Beginning with the first line below, output every record verbatim and leave out the images.

Data records for software interfaces
□ □ □ □ □
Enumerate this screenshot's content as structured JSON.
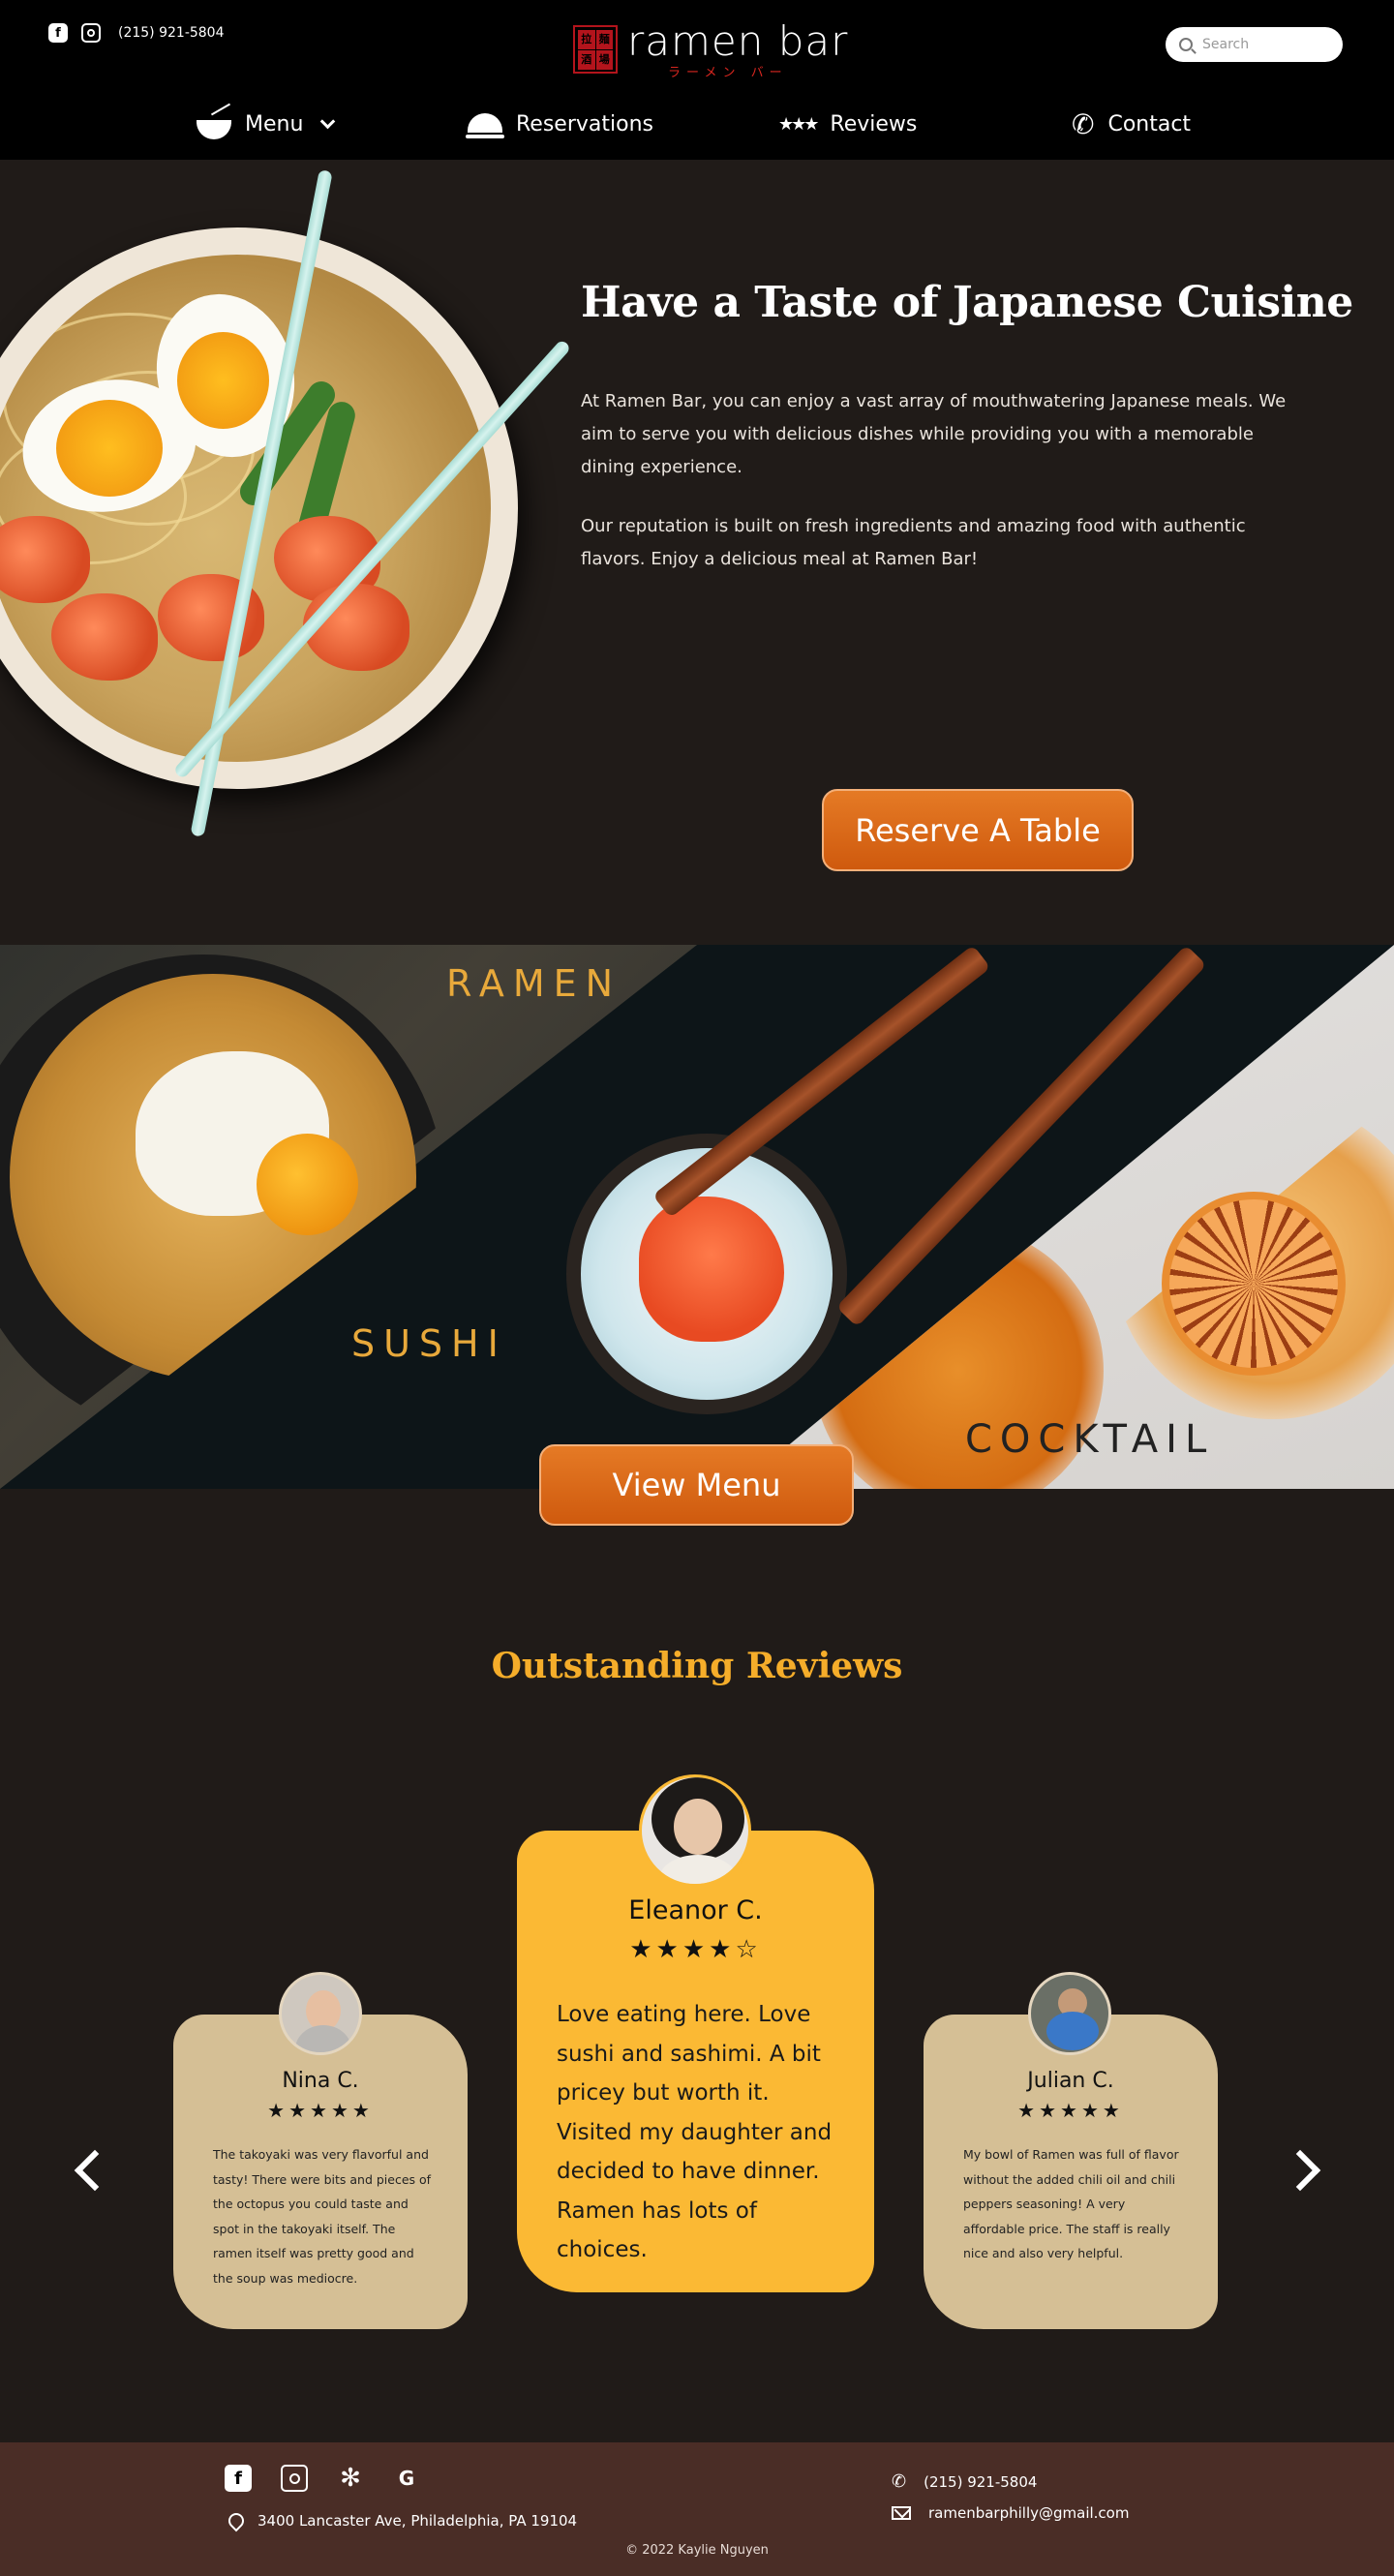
{
  "header": {
    "phone": "(215) 921-5804",
    "social": {
      "facebook_glyph": "f",
      "instagram_icon": "instagram-icon"
    },
    "logo": {
      "name": "ramen bar",
      "subtitle": "ラーメン バー",
      "mark": [
        "拉",
        "麺",
        "酒",
        "場"
      ]
    },
    "search": {
      "placeholder": "Search"
    }
  },
  "nav": {
    "items": [
      {
        "label": "Menu",
        "icon": "bowl-icon"
      },
      {
        "label": "Reservations",
        "icon": "cloche-icon"
      },
      {
        "label": "Reviews",
        "icon": "stars-icon"
      },
      {
        "label": "Contact",
        "icon": "phone-icon"
      }
    ]
  },
  "hero": {
    "title": "Have a Taste of Japanese Cuisine",
    "p1": "At Ramen Bar, you can enjoy a vast array of mouthwatering Japanese meals. We aim to serve you with delicious dishes while providing you with a memorable dining experience.",
    "p2": "Our reputation is built on fresh ingredients and amazing food with authentic flavors. Enjoy a delicious meal at Ramen Bar!",
    "cta": "Reserve A Table"
  },
  "banner": {
    "ramen": "RAMEN",
    "sushi": "SUSHI",
    "cocktail": "COCKTAIL",
    "cta": "View Menu"
  },
  "reviews": {
    "title": "Outstanding Reviews",
    "items": [
      {
        "name": "Nina C.",
        "stars": "★★★★★",
        "rating": 5,
        "text": "The takoyaki was very flavorful and tasty! There were bits and pieces of the octopus you could taste and spot in the takoyaki itself. The ramen itself was pretty good and the soup was mediocre."
      },
      {
        "name": "Eleanor C.",
        "stars": "★★★★☆",
        "rating": 4.5,
        "text": "Love eating here. Love sushi and sashimi. A bit pricey but worth it. Visited my daughter and decided to have dinner. Ramen has lots of choices."
      },
      {
        "name": "Julian C.",
        "stars": "★★★★★",
        "rating": 5,
        "text": "My bowl of Ramen was full of flavor without the added chili oil and chili peppers seasoning! A very affordable price. The staff is really nice and also very helpful."
      }
    ]
  },
  "footer": {
    "address": "3400 Lancaster Ave, Philadelphia, PA 19104",
    "phone": "(215) 921-5804",
    "email": "ramenbarphilly@gmail.com",
    "copyright": "2022 Kaylie Nguyen",
    "social_glyphs": {
      "facebook": "f",
      "yelp": "✻",
      "grubhub": "G"
    }
  },
  "colors": {
    "background": "#201b18",
    "header": "#000000",
    "accent_orange": "#d9661a",
    "accent_gold": "#f5ad2a",
    "card_tan": "#d5bf95",
    "card_gold": "#fbb934",
    "footer": "#4a2d26"
  }
}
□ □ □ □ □
RESULT:
Enumerate this screenshot's content as structured JSON.
{
  "header": {
    "phone": "(215) 921-5804",
    "social": {
      "facebook_glyph": "f",
      "instagram_icon": "instagram-icon"
    },
    "logo": {
      "name": "ramen bar",
      "subtitle": "ラーメン バー",
      "mark": [
        "拉",
        "麺",
        "酒",
        "場"
      ]
    },
    "search": {
      "placeholder": "Search"
    }
  },
  "nav": {
    "items": [
      {
        "label": "Menu",
        "icon": "bowl-icon"
      },
      {
        "label": "Reservations",
        "icon": "cloche-icon"
      },
      {
        "label": "Reviews",
        "icon": "stars-icon"
      },
      {
        "label": "Contact",
        "icon": "phone-icon"
      }
    ]
  },
  "hero": {
    "title": "Have a Taste of Japanese Cuisine",
    "p1": "At Ramen Bar, you can enjoy a vast array of mouthwatering Japanese meals. We aim to serve you with delicious dishes while providing you with a memorable dining experience.",
    "p2": "Our reputation is built on fresh ingredients and amazing food with authentic flavors. Enjoy a delicious meal at Ramen Bar!",
    "cta": "Reserve A Table"
  },
  "banner": {
    "ramen": "RAMEN",
    "sushi": "SUSHI",
    "cocktail": "COCKTAIL",
    "cta": "View Menu"
  },
  "reviews": {
    "title": "Outstanding Reviews",
    "items": [
      {
        "name": "Nina C.",
        "stars": "★★★★★",
        "rating": 5,
        "text": "The takoyaki was very flavorful and tasty! There were bits and pieces of the octopus you could taste and spot in the takoyaki itself. The ramen itself was pretty good and the soup was mediocre."
      },
      {
        "name": "Eleanor C.",
        "stars": "★★★★☆",
        "rating": 4.5,
        "text": "Love eating here. Love sushi and sashimi. A bit pricey but worth it. Visited my daughter and decided to have dinner. Ramen has lots of choices."
      },
      {
        "name": "Julian C.",
        "stars": "★★★★★",
        "rating": 5,
        "text": "My bowl of Ramen was full of flavor without the added chili oil and chili peppers seasoning! A very affordable price. The staff is really nice and also very helpful."
      }
    ]
  },
  "footer": {
    "address": "3400 Lancaster Ave, Philadelphia, PA 19104",
    "phone": "(215) 921-5804",
    "email": "ramenbarphilly@gmail.com",
    "copyright": "2022 Kaylie Nguyen",
    "social_glyphs": {
      "facebook": "f",
      "yelp": "✻",
      "grubhub": "G"
    }
  },
  "colors": {
    "background": "#201b18",
    "header": "#000000",
    "accent_orange": "#d9661a",
    "accent_gold": "#f5ad2a",
    "card_tan": "#d5bf95",
    "card_gold": "#fbb934",
    "footer": "#4a2d26"
  }
}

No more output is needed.